    When an NCP does not pay support as ordered, he/she is reported to California licensing boards. The NCP’s application for new or renewed state-issued driver, business and/or professional licenses (for example: cosmetologist, contractor, doctor, teacher, attorney) will be denied if payment arrangements have not been made with our department.
  • State and Federal Tax Intercept
    All NCPs who owe arrears are reported to the Internal Revenue Service (IRS) and the Franchise Tax Board (FTB). These agencies intercept NCPs' federal and state income tax refunds and send the intercepted refunds to the State Disbursement Unit.
  • Unemployment Insurance Benefits (UIB)/Disability Insurance Benefits (DIB)
    NCPs who owe arrears are submitted to the Employment Development Department (EDD) on an ongoing basis.
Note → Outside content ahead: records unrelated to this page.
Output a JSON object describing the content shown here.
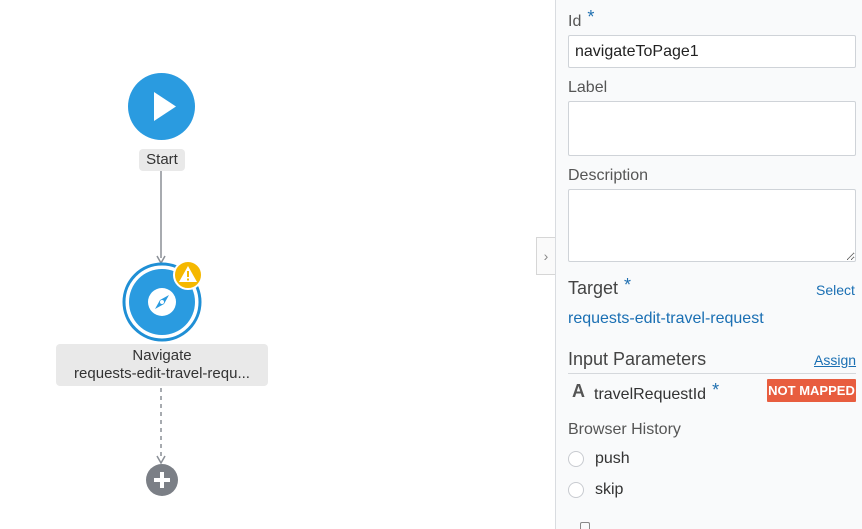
{
  "canvas": {
    "start_label": "Start",
    "navigate_title": "Navigate",
    "navigate_target": "requests-edit-travel-requ...",
    "start_icon": "play-icon",
    "navigate_icon": "compass-icon",
    "warning_icon": "warning-icon",
    "add_icon": "plus-icon",
    "colors": {
      "node": "#2a9be0",
      "warning": "#f5b800",
      "add": "#7b7f86"
    }
  },
  "panel": {
    "collapse_icon": "chevron-right-icon",
    "id_label": "Id",
    "id_value": "navigateToPage1",
    "label_label": "Label",
    "label_value": "",
    "description_label": "Description",
    "description_value": "",
    "target_label": "Target",
    "target_select": "Select",
    "target_value": "requests-edit-travel-request",
    "input_params_label": "Input Parameters",
    "assign_link": "Assign",
    "param_type_icon": "string-type-icon",
    "param_name": "travelRequestId",
    "param_status": "NOT MAPPED",
    "browser_history_label": "Browser History",
    "history_options": [
      "push",
      "skip"
    ],
    "required_mark": "*"
  }
}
The EDD can withhold up to 25% of an NCP’s UIB or DIB for child support.
  • Workers’ Compensation
    When an NCP has a Workers’ Compensation claim, up to 25% of ongoing temporary disability benefits can be withheld by Income Withholding Order to pay current support and arrears. A lien against any compensation awarded to the NCP may also be filed with the Workers’ Compensation Appeals Board (WCAB) for any arrears that accumulated from the date the NCP was injured.
  • Real Property Liens
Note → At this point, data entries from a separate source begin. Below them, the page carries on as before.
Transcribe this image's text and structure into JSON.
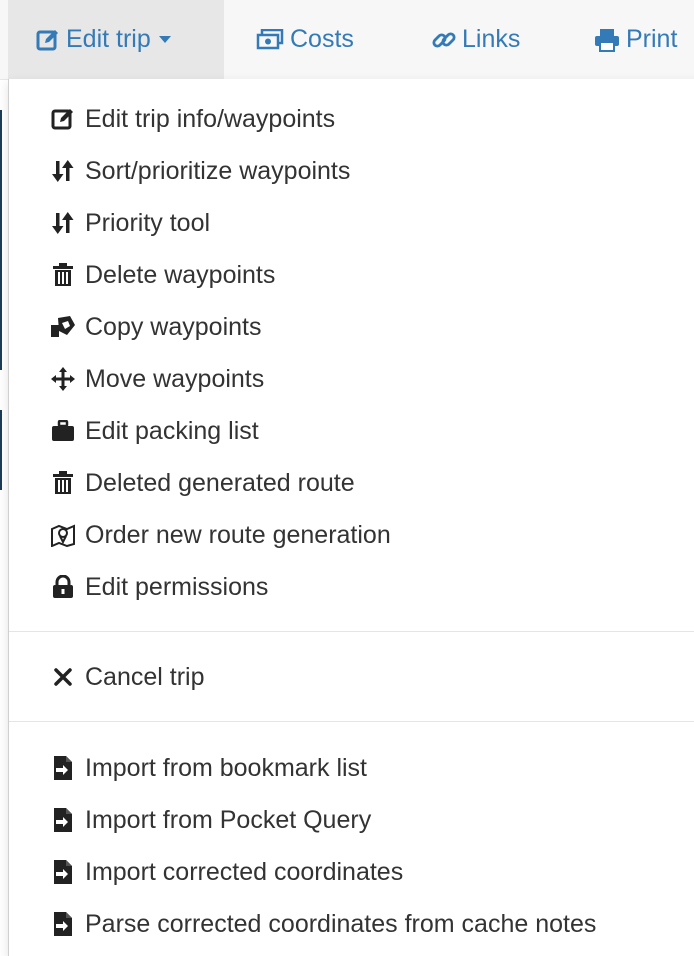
{
  "navbar": {
    "items": [
      {
        "label": "Edit trip",
        "icon": "edit-icon"
      },
      {
        "label": "Costs",
        "icon": "money-icon"
      },
      {
        "label": "Links",
        "icon": "link-icon"
      },
      {
        "label": "Print",
        "icon": "print-icon"
      }
    ]
  },
  "dropdown": {
    "items": [
      {
        "label": "Edit trip info/waypoints",
        "icon": "edit-icon"
      },
      {
        "label": "Sort/prioritize waypoints",
        "icon": "sort-icon"
      },
      {
        "label": "Priority tool",
        "icon": "sort-icon"
      },
      {
        "label": "Delete waypoints",
        "icon": "trash-icon"
      },
      {
        "label": "Copy waypoints",
        "icon": "copy-icon"
      },
      {
        "label": "Move waypoints",
        "icon": "move-icon"
      },
      {
        "label": "Edit packing list",
        "icon": "briefcase-icon"
      },
      {
        "label": "Deleted generated route",
        "icon": "trash-icon"
      },
      {
        "label": "Order new route generation",
        "icon": "map-icon"
      },
      {
        "label": "Edit permissions",
        "icon": "lock-icon"
      },
      {
        "label": "Cancel trip",
        "icon": "close-icon"
      },
      {
        "label": "Import from bookmark list",
        "icon": "file-import-icon"
      },
      {
        "label": "Import from Pocket Query",
        "icon": "file-import-icon"
      },
      {
        "label": "Import corrected coordinates",
        "icon": "file-import-icon"
      },
      {
        "label": "Parse corrected coordinates from cache notes",
        "icon": "file-import-icon"
      }
    ]
  },
  "colors": {
    "link": "#337ab7",
    "text": "#333333",
    "navbar_bg": "#f7f7f7",
    "active_bg": "#e7e7e7"
  }
}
    The department records a Notice of Support Judgment in any California county in which an NCP has or may acquire property to create a lien against real property. Once the lien is filed, the NCP cannot sell or refinance that property unless arrears are paid in full, or other arrangements are made with the department.
  • Passport Denial
    If an NCP owes more than $2,500 in arrears, he/she is entered into the Passport Denial Program (PDP). The U.S. State Department will not issue or renew a passport to a person in the PDP. NCPs that have been placed in the PDP can only be removed from the program if arrears are paid in full or if other specific circumstances apply.
  • Bank Levy
    NCPs who owe arrears may be submitted for a bank levy to take money from accounts held in financial institutions (including bank accounts, Individual Retirement Accounts and financial securities). A withholding order is sent to the financial institution requesting the full amount of the arrears owed. The institution will transmit all available funds, up to the full amount of the arrears, to the State Disbursement Unit.
  • Lottery Intercepts
    Lottery winnings from the State of California to an NCP are automatically intercepted and forwarded to the State Disbursement Unit to pay arrears owed.
  • Seek Work Order
    In some cases, the department can file an Order to Show Cause to Seek Work to ask the judicial officer to order an unemployed parent who is not paying court-ordered child support to seek work.
  • Contempt
    A contempt action may be filed against the NCP if it is determined that he/she knows about the child support obligation and has the ability and means to pay, but refuses to do so.
  • Writ
    In some cases, the department can file a Writ of Execution with the court, which directs a person or entity holding personal property, bank accounts or other assets owned in whole or in part by the NCP to turn over those assets to pay arrears owed.
  • Out-of-State Enforcement
    The Uniform Interstate Family Support Act (UIFSA) provides rules for the jurisdiction and modification of child support orders when the parties live in different states. The United States also has reciprocal agreements with many nations around the world. For those nations, there are procedures in place for establishing and enforcing a child support order.